Here, the Steelers don’t sub. They’re in the same 11 personnel on 2nd and 5 as they are on 3rd and 6. But the Bucs try to make changes, getting their big people – their defensive linemen – off the field. At one point, they have 13 guys on the field and the defense is visually confused. Who’s on, who’s off, what’s the call.
Pittsburgh pounces on the chance, snapping the ball with 24 seconds on the playclock. Rookie Connor Heyward is wide open down the left team, a Tampa blown coverage, and he does the rest, going 45 yards for a huge catch-and-run. Again, a look at the whole thing from second down to the third down completion.
It also helps when a linebacker like Lavonte David is still trying to call timeout as the play is being run.
This was less intended tempo like Warren’s fourth down conversion but taking advantage of the opportunity of the Buccaneers trying to make a change. Nice job by the coaching staff to get the play call in and a veteran like Mitch Trubisky to quickly get the ball snapped and know where to go with it. This play set up Chase Claypool’s touchdown, the decisive points in the win.

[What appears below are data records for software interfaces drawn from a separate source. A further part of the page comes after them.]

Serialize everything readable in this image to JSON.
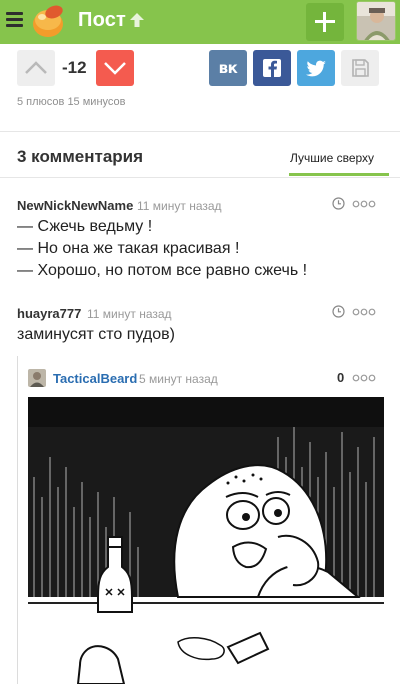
{
  "topbar": {
    "title": "Пост",
    "colors": {
      "bar": "#86c44c",
      "add_button": "#74b53c"
    },
    "icons": [
      "menu-icon",
      "logo-icon",
      "arrow-up-icon",
      "plus-icon",
      "user-avatar"
    ]
  },
  "rating": {
    "value": "-12",
    "stats": "5 плюсов 15 минусов",
    "icons": [
      "chevron-up-icon",
      "chevron-down-icon"
    ],
    "colors": {
      "down": "#f45b4f"
    }
  },
  "share": {
    "vk_label": "вк",
    "icons": [
      "vk-icon",
      "facebook-icon",
      "twitter-icon",
      "save-icon"
    ],
    "colors": {
      "vk": "#5b7fa6",
      "facebook": "#3b5998",
      "twitter": "#4da7de"
    }
  },
  "comments_header": {
    "count_label": "3 комментария",
    "sort_label": "Лучшие сверху"
  },
  "comments": [
    {
      "author": "NewNickNewName",
      "time": "11 минут назад",
      "lines": [
        "— Сжечь ведьму !",
        "— Но она же такая красивая !",
        "— Хорошо, но потом все равно сжечь !"
      ]
    },
    {
      "author": "huayra777",
      "time": "11 минут назад",
      "lines": [
        "заминусят сто пудов)"
      ]
    },
    {
      "author": "TacticalBeard",
      "time": "5 минут назад",
      "rating": "0",
      "image": "sad-meme-comic"
    }
  ]
}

Tempo is about picking and choosing your spots. When to slow down, when to speed things up. Great coaches can vary that well and take advantage of when a defense is making a mistake. It resulted in two crucial first downs, two crucial touchdowns, and one crucial victory.